Alex Rodriguez, the game’s biggest star, arrived on its biggest stage in 2004 through a trade from the Texas Rangers to the New York Yankees.
Playing under the bright lights of the New York media and near Madison
Avenue, A-Rod was expected to become a marketing superstar. He had
already inked deals with the likes of Pepsi, Kraft Foods and
Colgate-Palmolive, but his endorsement portfolio was hardly robust.
With the Yankees, Rodriguez has won two MVP Awards, a World Series
and slugged 284 home runs, but sponsorship deals continue to elude him.
“Despite his noteworthy accomplishments on the field, he hasn’t
succeeded in resonating off if it because he lacks a measure of
authenticity sought by sponsors and, ultimately, consumers,” says David
Carter, executive director of the USC Sports Business Institute. “This
difficulty in connecting with fans and consumers has weighed heavily on
his ability to secure major endorsements.”
A-Rod’s 2009 confession of using a “banned substance”
likely ensures that sponsors will never fully embrace him. He has a
lucrative deal with Nike and smaller ones with the likes of Rawlings,
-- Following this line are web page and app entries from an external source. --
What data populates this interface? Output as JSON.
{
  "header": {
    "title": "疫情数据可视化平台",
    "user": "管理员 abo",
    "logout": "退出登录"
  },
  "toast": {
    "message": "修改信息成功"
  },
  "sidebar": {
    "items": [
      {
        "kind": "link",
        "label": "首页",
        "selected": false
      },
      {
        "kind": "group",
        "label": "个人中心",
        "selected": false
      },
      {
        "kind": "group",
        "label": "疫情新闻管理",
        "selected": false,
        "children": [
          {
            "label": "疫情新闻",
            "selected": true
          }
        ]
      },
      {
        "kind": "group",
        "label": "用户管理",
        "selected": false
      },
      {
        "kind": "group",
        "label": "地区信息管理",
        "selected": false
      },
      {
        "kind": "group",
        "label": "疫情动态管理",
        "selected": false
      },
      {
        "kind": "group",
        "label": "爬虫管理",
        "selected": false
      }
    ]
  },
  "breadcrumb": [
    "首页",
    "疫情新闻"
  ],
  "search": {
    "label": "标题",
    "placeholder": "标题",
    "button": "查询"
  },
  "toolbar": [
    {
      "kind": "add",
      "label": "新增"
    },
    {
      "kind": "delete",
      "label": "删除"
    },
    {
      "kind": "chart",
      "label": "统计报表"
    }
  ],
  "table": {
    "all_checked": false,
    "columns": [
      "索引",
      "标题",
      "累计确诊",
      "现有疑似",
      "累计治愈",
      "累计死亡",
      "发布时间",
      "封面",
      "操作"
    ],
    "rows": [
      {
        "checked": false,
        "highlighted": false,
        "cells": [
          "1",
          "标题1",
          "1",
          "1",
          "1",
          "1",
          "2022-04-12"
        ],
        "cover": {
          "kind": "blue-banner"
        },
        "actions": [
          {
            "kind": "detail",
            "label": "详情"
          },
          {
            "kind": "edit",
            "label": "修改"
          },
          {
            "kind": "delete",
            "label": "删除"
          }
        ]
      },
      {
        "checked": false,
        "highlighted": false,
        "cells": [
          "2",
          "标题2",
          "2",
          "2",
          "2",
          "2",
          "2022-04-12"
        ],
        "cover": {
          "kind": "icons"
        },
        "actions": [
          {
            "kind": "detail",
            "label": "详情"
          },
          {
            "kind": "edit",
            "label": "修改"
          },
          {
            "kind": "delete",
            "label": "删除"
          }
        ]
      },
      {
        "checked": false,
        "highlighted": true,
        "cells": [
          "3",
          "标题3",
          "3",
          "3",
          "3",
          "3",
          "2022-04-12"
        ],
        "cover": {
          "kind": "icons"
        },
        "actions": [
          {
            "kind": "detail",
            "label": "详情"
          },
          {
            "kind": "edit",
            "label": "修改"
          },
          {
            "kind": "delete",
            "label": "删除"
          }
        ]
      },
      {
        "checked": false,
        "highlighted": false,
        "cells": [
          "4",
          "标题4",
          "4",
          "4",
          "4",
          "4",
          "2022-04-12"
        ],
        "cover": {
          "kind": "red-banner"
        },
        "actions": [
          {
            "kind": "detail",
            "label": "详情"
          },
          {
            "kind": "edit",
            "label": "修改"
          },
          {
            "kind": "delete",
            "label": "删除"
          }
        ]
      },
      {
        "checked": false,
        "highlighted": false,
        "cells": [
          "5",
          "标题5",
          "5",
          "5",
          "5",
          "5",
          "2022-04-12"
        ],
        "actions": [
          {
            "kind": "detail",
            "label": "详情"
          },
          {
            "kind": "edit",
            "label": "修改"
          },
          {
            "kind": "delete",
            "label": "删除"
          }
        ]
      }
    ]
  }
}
Topps and Vita Coca that earn him an estimated $2 million annually,
including memorabilia income.
In Pictures: Baseball’s highest-paid players
Even with a limited endorsement portfolio, Rodriguez remains
baseball’s top-earning player with combined on and off the field income
expected to hit $32 million in 2012. Credit the 10-year, $275 million
contract extension he signed with the Yankees in 2007. The deal pays him
$30 million this year, including a $1 million bonus paid in January.
A-Rod’s 2012 income will soar by another $6 million if hits 31 home
runs. His contract includes a $30 million marketing agreement with the
Yankees that gets triggered in five installments worth $6 million, each
based on career home run thresholds. The first mark is 660 home runs,
which is the career total of Willie Mays and ranks fourth all-time. The
Yankees hoped to capitalize on A-Rod’s march to the home run record by
selling merchandise and sponsorships around it. Of course, the marketing
pact was inked before his confession, which taints his achievements in
the eyes of the public.